Executing Commands

Look into fork, execv, and waitpid.

The fork system call creates a new process. After this point, two processes will be executing within your code. You will be able to differentiate the child from the parent by looking at the return value of fork; the child sees a 0, the parent sees the pid of the child. Note that you will need to map between your jid and this pid.

You will note that there are a variety of commands in the exec family; for this project, you must use execvp. Remember that if execvp is successful, it will not return; if it does return, there was an error (e.g., the command does not exist). The most challenging part is getting the arguments correctly specified. The first argument specifies the program that should be executed, with the full path specified; this is straight-forward.

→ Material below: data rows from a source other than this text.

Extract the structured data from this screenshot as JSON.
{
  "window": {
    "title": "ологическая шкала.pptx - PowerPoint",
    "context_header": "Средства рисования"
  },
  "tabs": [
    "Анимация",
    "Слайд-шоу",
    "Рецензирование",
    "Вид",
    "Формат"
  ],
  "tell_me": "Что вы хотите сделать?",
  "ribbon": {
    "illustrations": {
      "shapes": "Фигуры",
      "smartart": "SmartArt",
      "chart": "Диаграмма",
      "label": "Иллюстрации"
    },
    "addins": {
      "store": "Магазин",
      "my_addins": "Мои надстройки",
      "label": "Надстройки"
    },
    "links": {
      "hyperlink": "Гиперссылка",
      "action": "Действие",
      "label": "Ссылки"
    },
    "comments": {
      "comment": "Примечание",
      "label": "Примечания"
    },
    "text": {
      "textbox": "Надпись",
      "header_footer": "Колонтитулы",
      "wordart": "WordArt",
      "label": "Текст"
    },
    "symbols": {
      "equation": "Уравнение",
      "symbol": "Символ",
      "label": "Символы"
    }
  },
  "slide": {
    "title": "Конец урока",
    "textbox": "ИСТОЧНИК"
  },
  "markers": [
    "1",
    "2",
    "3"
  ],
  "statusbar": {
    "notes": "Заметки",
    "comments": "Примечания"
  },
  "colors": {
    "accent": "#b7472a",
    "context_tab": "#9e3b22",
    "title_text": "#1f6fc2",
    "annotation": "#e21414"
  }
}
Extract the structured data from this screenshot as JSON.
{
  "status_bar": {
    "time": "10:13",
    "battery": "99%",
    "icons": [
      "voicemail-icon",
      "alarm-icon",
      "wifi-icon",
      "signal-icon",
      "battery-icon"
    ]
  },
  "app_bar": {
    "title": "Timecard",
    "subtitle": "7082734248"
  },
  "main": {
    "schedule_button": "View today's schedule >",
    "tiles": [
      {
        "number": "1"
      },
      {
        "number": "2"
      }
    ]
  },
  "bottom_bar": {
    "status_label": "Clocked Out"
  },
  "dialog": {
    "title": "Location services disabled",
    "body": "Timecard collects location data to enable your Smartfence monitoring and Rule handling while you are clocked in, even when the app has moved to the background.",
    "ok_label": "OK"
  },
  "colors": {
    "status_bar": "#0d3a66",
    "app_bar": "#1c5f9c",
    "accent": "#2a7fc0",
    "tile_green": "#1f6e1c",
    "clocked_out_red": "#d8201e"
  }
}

The second argument, char *argv[] matches those that the program sees in its function prototype:

int main(int argc, char *argv[]);

Note that this argument is an array of strings, or an array of pointers to characters. For example, if you invoke a program with:

/bin/foo 205 535

then argv[0] = "/bin/foo", argv[1] = "205" and argv[2] = "535". Note the list of arguments must be terminated with a NULL pointer; that is, argv[3] = NULL. We strongly recommend that you carefully check that you are constructing this array correctly!

The waitpid system call allows the parent process to wait for one of its children. Note that it returns the pid of the completed child; again, you will need to map between your jid and this pid. You will want to investigate the different options that can be passed to waitpid so that your shell can query the OS about which jobs are still running without having to wait for a job to terminate.

To find out how long the shell waits for a particular job to complete, you can use the gettimeofday() function. Just calculate the number of microseconds that elapse between when the shell calls waitpid and when the call returns.

Miscellaneous Hints

Remember to get the basic functionality of your shell working before worrying about all of the error conditions and end cases. For example, first focus on interactive mode, and get a single command running in the foreground working (probably first command with no arguments, such as "ls"). Then, add in the functionality to work in batch mode (most of our test cases will use batch mode, so make sure this works!). Next, handle starting up jobs in the background; waiting for them and then listing their status should be next. Finally, make sure that you are correctly handling all of the cases where there is miscellaneous white space around commands or missing commands.

We strongly recommend that you check the return codes of all system calls from the very beginning of your work. This will often catch errors in how you are invoking these new system calls.


To ensure that we compile your C correctly for the demo, you will need to create a simple makefile; this way our scripts can just run make to compile your code with the right libraries and flags. If you don't know how to write a makefile, you might want to look at the man pages for make. Otherwise, check out this very simple sample makefile.

The name of your final executable should be mysh , i.e. your C program must be invoked exactly as follows:

% ./mysh % ./mysh inputTestFile

Copy all of your .c source files into the appropriate subdirectory. Do not submit any .o files. Make sure that your code runs correctly on the linux machines in the 13XX labs.

The majority of your grade for this assignment will depend upon how well your implementation works. We will run your program on a suite of about 20 test cases. Be sure that you thoroughly exercise your program's capabilities on a wide range of test suites, so that you will not be unpleasantly surprised when we run our tests.

For testing your code, you will probably want to run commands that take awhile to complete. Try compiling and running this very simple C program; when multiple copies are run in the background you should see the output from each process interleaved. See the code for more details.

We will again verify that your code passes lint and valgrind tests, as in Project P1a.